In paragraph 49, Berger concluded, “I find that the Applicants are not the owners of the Trade Mark.”

In response to the end of the lengthy legal battle, Singh said in a statement viewed by The Music, “I am pleased with the outcome and grateful for the recognition of my rights to the Taxiride trade mark. While this decision reaffirms my longstanding association with the brand and recognises my rightful ownership, this victory is not something I want to celebrate. I am just so hurt and disappointed that this ever happened, not just for me but for the fans.”

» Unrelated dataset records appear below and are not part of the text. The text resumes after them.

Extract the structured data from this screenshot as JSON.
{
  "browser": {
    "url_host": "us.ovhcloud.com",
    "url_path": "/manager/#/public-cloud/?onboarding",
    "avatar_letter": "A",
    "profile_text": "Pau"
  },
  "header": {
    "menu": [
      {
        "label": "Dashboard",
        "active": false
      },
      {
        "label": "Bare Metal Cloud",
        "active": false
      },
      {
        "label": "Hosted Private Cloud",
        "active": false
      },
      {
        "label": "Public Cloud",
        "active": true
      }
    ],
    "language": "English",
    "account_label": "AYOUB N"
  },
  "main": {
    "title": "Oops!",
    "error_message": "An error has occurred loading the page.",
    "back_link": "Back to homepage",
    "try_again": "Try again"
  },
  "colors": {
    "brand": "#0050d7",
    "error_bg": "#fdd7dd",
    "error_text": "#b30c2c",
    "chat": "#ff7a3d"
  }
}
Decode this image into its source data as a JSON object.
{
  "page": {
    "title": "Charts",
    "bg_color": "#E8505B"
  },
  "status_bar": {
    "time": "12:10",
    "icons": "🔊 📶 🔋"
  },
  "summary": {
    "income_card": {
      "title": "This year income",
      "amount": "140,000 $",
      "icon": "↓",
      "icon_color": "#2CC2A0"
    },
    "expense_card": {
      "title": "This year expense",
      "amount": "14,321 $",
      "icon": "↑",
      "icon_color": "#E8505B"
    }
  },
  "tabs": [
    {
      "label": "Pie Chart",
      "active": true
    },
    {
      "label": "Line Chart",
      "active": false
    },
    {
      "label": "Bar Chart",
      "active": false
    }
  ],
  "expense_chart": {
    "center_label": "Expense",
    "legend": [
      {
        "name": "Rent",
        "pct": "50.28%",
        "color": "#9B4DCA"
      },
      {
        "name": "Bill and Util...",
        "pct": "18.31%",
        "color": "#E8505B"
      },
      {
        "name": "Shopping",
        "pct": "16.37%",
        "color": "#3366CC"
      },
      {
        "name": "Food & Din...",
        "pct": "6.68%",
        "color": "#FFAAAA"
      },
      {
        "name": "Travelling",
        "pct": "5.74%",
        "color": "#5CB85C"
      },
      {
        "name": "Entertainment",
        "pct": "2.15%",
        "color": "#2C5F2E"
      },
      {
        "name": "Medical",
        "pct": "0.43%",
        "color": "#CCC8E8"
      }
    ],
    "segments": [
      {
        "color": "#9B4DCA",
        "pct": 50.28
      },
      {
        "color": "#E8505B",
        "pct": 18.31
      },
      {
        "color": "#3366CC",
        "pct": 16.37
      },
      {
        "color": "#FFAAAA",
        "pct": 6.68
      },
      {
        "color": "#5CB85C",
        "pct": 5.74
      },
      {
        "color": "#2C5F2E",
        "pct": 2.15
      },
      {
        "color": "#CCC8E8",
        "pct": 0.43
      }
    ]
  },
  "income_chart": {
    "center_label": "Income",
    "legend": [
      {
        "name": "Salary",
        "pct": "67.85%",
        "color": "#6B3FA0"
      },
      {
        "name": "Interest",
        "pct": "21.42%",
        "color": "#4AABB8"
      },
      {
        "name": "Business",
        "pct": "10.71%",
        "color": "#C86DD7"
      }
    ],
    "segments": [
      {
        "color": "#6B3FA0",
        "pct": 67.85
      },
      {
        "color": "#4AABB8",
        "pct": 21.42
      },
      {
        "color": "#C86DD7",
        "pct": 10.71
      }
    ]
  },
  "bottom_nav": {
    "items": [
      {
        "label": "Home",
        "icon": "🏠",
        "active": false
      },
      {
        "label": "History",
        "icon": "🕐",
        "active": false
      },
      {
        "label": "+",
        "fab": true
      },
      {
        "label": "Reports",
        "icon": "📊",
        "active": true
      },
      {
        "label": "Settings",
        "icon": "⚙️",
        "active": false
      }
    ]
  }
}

Singh has called the ordeal an “unnecessary, costly, two-and-a-half-year battle”. He continued, “I’m still in the dark as to what prompted this ill-fated takeover by Wild and Watson, especially after I worked so hard on bringing the band back together in 2015.

“Since 2021, Wild and Watson have cut me out and cut me off from the band’s commercial decisions. There have been numerous shows that were booked and promoted as Taxiride without me and without my consent.”

“All the good times are in the background for me now, unfortunately. And it’s just all the hurt that surfaces for me every time I see what they’re attempting to do.”